However, experts from the Joint Committee on Vaccination and Immunisation (JCVI) said that extending the jabs to older children would not be 'cost effective'.
The Bexsero vaccine is available on the NHS for babies aged two months, followed by a second dose at four months and a booster at 12 months.
Parents with children older than a year would have to pay privately to get their children vaccinated. Prices are rising to £750 because of low supplies of the vaccination. However, Boots recently said they had stocks of the vaccine back in, which cost £95.
The report from the JCVI meeting in June said: 'The committee noted there was unlikely to be any vaccine available to deliver any programme to those aged 12 to 23 months of age before the 2016/17 meningococcal season.
'The committee were also concerned about the serious risks to the infant programme that the use of Public Health England's buffer stock could present. Given these concerns, the committee agreed that they could not advise the Department of Health to consider such a catch-up programme.'
In February Rugby player Matt Dawson spoke out about how he and his wife went through 'two weeks of hell' when their son, Sam, was struck down with the disease. He took to Twitter to urge people to sign the petition.
Liz Brown, chief executive of Meningitis Now, said: 'We are hugely dismayed by today's decision, but will continue to campaign passionately for all children under the age of five to receive this lifesaving vaccine.
'We stand for the many thousands of families who are unable to protect their children from this devastating disease because they cannot afford to buy the vaccine privately.
Professor Andrew Pollard, JCVI chairman, stands by the decision: 'The JCVI continually reviews vaccination programmes - including men B - and considers changes based on current scientific evidence. At our latest meeting, the committee concluded that a catch-up programme for older children cannot currently be advised.
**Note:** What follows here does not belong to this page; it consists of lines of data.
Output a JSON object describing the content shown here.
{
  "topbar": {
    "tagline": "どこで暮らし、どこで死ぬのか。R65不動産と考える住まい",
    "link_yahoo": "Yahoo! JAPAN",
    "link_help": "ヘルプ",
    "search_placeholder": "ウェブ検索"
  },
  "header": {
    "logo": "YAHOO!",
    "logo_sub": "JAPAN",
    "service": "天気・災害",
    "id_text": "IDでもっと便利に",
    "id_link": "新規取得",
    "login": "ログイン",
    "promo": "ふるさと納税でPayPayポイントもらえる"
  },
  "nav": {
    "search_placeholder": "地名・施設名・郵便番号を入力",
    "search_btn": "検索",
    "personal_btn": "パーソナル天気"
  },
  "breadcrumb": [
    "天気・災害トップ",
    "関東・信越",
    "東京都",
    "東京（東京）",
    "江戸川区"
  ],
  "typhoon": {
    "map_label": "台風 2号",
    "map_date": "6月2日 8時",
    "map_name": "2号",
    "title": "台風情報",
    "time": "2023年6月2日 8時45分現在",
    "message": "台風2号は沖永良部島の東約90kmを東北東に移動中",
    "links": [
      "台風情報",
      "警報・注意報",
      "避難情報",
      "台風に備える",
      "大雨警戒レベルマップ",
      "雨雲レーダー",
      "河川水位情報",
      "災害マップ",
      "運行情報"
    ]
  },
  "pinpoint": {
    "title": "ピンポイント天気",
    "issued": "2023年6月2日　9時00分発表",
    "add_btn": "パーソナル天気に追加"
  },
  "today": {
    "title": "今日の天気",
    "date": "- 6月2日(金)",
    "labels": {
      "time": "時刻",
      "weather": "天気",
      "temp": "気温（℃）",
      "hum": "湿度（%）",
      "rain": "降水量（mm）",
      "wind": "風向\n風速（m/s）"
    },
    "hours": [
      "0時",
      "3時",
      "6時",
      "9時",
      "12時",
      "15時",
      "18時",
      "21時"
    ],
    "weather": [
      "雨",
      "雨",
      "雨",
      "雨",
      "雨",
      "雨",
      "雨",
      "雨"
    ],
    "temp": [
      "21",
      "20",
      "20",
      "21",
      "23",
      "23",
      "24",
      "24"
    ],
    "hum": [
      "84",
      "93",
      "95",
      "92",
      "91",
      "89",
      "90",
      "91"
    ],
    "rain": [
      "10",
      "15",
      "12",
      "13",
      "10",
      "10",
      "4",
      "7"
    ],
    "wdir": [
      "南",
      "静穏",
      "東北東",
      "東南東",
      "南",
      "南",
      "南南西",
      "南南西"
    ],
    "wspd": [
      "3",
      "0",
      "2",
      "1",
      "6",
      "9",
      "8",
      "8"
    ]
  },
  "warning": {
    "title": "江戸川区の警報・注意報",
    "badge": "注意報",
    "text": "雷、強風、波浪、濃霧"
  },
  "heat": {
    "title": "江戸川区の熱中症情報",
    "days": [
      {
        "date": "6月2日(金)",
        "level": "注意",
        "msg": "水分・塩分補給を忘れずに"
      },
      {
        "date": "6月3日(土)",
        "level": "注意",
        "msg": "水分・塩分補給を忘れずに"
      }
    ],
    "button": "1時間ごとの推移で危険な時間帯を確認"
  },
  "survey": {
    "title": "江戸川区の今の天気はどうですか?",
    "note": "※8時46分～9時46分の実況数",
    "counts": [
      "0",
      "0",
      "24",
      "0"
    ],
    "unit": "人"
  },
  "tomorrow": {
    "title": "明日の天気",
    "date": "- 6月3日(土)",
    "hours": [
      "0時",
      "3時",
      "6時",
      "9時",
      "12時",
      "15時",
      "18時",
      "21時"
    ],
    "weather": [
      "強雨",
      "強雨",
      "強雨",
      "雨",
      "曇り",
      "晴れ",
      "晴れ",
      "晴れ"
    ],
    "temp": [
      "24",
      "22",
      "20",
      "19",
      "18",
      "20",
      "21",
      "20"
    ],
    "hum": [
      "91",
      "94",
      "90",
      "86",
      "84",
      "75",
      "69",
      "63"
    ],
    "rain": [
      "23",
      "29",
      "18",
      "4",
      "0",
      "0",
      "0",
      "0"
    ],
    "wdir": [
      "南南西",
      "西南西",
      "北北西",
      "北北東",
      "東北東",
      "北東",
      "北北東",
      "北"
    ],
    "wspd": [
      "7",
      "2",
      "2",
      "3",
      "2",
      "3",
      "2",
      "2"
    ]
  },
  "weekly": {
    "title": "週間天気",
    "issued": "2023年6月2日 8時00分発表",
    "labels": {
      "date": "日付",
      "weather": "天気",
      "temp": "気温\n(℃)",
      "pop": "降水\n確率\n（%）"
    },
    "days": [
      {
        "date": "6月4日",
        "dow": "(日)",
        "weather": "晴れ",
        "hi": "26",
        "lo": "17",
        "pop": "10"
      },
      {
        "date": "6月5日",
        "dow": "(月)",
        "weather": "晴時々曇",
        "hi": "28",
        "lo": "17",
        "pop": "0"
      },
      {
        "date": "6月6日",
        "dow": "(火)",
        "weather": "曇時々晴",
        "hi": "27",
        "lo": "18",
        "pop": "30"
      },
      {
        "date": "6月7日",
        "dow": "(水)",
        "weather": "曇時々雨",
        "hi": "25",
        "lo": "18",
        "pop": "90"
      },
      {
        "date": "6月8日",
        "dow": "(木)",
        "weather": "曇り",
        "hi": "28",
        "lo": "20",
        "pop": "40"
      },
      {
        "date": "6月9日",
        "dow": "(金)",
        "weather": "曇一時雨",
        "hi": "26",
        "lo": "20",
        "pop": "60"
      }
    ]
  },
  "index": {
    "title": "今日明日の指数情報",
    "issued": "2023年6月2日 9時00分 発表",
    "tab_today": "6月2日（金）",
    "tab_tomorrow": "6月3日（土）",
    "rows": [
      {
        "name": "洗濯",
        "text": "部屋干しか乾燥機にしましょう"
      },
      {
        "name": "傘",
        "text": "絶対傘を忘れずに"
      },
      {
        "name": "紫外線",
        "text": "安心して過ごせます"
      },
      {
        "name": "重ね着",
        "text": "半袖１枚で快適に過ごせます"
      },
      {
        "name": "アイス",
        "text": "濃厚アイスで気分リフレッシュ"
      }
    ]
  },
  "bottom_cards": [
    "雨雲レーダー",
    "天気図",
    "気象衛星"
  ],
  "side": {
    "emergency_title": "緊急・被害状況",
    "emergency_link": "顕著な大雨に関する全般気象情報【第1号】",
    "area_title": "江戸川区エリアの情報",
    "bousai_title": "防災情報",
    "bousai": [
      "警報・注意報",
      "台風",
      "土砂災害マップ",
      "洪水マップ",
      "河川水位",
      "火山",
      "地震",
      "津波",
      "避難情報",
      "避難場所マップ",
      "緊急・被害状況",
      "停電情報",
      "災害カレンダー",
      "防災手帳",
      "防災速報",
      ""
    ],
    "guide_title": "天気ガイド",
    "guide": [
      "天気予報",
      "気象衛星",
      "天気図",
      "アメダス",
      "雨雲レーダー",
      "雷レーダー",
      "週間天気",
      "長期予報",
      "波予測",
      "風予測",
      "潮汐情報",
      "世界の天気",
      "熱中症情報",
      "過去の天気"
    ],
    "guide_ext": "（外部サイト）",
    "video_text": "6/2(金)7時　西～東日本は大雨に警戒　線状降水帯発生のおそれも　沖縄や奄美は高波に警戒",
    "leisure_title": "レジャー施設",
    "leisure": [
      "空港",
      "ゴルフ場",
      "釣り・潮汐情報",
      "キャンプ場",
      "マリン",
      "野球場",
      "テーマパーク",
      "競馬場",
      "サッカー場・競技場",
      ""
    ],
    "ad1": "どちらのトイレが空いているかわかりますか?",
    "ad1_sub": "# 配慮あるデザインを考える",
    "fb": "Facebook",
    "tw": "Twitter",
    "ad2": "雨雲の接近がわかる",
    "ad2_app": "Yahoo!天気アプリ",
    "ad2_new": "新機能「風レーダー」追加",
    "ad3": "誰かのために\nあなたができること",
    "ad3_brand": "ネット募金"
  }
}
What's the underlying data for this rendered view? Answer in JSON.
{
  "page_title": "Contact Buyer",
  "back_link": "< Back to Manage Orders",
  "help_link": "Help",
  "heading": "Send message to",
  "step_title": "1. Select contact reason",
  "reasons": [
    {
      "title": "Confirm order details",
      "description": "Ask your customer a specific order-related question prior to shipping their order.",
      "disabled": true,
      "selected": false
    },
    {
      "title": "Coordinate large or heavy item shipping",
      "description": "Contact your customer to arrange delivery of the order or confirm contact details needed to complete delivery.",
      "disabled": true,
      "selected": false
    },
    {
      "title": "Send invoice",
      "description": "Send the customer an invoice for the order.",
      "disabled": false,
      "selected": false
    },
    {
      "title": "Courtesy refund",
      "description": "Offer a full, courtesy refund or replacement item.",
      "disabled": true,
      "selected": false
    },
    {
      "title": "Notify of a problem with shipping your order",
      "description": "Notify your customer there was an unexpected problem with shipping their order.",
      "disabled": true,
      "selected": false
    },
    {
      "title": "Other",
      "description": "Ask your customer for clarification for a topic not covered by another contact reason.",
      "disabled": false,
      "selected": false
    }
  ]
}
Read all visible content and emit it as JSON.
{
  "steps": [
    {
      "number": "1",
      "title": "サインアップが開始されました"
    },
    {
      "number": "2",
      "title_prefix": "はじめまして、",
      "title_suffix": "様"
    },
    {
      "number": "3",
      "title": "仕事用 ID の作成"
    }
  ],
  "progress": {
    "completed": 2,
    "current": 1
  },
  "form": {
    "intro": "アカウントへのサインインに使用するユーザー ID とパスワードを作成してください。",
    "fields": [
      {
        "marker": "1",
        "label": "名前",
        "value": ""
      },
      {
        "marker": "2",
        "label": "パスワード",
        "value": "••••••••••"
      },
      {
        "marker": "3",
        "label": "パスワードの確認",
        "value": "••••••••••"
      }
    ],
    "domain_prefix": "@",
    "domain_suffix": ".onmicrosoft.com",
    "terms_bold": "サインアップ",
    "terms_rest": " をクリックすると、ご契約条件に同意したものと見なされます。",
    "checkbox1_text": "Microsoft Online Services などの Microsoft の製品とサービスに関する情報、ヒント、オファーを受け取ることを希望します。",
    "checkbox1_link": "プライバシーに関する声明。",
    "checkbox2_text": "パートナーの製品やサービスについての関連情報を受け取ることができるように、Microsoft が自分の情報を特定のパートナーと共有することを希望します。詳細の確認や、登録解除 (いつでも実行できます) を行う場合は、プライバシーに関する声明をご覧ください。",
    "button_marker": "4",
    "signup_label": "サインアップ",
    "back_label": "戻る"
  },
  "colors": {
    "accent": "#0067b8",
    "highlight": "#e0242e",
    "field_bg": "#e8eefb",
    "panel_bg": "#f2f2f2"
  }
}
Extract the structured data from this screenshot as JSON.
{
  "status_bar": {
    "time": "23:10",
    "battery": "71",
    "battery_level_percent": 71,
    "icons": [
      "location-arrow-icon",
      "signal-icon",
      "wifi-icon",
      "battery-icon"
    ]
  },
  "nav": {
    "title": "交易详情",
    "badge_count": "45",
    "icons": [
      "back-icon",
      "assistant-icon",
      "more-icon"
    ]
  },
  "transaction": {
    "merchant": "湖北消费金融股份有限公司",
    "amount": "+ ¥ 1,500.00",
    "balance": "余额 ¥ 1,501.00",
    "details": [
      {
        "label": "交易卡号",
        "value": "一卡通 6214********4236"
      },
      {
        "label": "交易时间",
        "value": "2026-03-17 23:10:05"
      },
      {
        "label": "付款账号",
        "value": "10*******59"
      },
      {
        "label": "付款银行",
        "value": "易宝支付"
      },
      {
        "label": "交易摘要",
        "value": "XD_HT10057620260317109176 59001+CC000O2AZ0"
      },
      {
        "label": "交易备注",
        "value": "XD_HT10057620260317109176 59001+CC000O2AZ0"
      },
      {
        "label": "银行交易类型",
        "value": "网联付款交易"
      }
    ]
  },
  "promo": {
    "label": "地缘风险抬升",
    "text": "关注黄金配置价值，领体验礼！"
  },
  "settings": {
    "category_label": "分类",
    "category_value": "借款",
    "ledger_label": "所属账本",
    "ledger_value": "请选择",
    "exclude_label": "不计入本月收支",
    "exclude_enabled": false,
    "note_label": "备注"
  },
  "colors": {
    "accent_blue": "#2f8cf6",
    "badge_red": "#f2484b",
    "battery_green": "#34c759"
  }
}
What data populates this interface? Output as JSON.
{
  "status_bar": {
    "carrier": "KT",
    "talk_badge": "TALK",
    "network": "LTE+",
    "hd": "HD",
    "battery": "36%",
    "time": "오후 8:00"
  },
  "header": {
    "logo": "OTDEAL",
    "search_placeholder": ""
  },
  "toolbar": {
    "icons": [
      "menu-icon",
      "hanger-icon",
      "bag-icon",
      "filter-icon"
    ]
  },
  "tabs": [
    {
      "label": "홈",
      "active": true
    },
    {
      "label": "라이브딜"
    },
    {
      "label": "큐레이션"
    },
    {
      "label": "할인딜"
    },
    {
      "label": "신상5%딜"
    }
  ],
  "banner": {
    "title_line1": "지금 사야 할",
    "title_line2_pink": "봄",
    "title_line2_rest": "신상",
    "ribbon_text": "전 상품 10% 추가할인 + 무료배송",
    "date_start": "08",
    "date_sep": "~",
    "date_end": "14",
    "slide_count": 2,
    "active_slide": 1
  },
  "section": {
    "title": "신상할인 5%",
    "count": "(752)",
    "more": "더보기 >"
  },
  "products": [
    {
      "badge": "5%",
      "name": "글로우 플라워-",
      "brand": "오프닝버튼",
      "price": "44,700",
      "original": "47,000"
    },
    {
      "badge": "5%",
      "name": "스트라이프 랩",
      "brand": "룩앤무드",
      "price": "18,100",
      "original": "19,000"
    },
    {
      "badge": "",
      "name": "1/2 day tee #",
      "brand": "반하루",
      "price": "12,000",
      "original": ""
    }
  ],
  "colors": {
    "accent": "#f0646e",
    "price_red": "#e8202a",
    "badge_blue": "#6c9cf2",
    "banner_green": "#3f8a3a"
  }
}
'Offering a catch-up programme to children aged one to two years could be cost effective, but doing so could put the routine programme - and those babies with the highest rate of disease - at risk.'